Living locally is a life-giving endeavor. By all means, enjoy an Egg McMuffin from McDonalds, use two-day shipping from Amazon Prime and vote for a president. But know your neighbors, attend a church near your home if possible, make an effort to meet the cashiers at the grocery store, sit on your front porch and drink wine with your neighbors and attend city council meetings.
“All human nature vigorously resists grace because grace changes us and the change is painful” (Flannery O’Connor). Grace will hurt more than you can imagine right now. But we must die to be reborn. And that is worth it.
Be vulnerable and dare greatly. Show the darkest parts of your heart and mind to those you trust. Take a chance on a new business venture, friendship, recipe, exercise technique, writing assignment. Sometimes you’ll fail, and sometimes you’ll succeed. But your place will “never be with those cold and timid souls who neither know victory nor defeat” (Roosevelt).
Despite the worldview camps you attended and the apologetics you learned in high school, you will doubt the existence of God almost daily. You’ll wonder, like Solomon, if all is simply meaningless. So, you’ll read C.S. Lewis and listen to Tim Keller, and it will help a lot. You’ll recall your own story and your heart will soften. Then you’ll sing (mostly hymns and Johnny Cash) and go to church and walk through the liturgy of adoration, confession, belief, the Lord’s Supper. And you’ll know what you believe, for we are what we worship.

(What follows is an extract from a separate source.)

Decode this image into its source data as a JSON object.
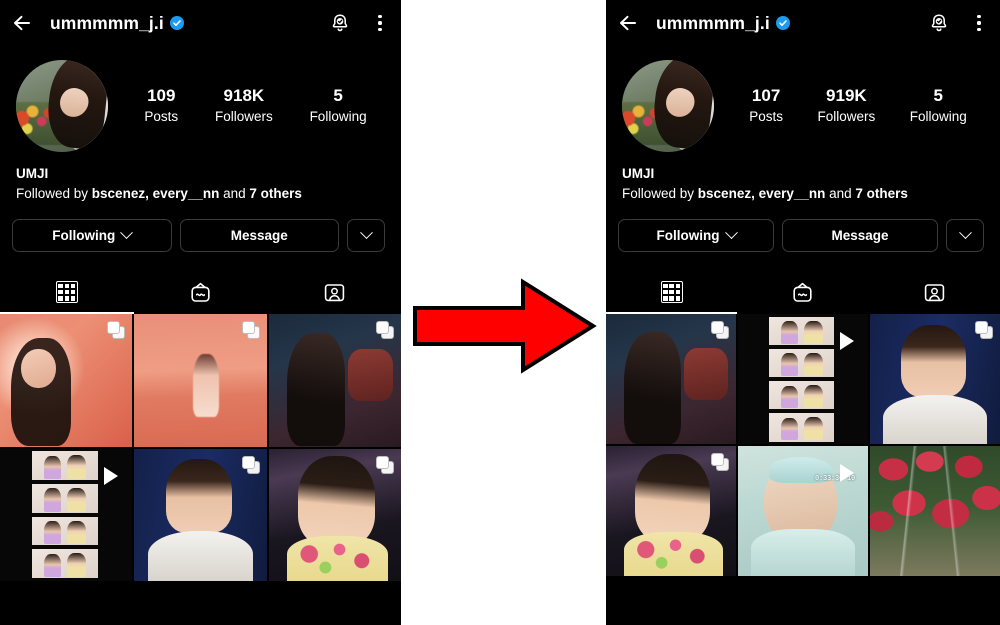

The resurrection of Jesus changes everything. That defining event of the New Testament tells us that life will conquer death, this world matters to God, you and your tribe are not the hope of this world and the story isn’t over until Jesus comes again and makes all things new. The cross is vital. Return and stay there as often as needed. Then always turn your eyes to the empty tomb.
You are more sinful and flawed than you ever dared believe, yet at the very same time you are more loved and accepted in Jesus Christ than you ever dared hope (a Tim Keller paraphrase).
Now, lest you read this list and think you have your life and beliefs squared away by the sweet age of 26, you certainly don’t. The difference between 16-year-old Abby and 26-year-old Abby is that you know you will change in the years to come. And, you know that change is not to be feared, but patiently, readily anticipated as a gift.
Go with God into these next 10 years,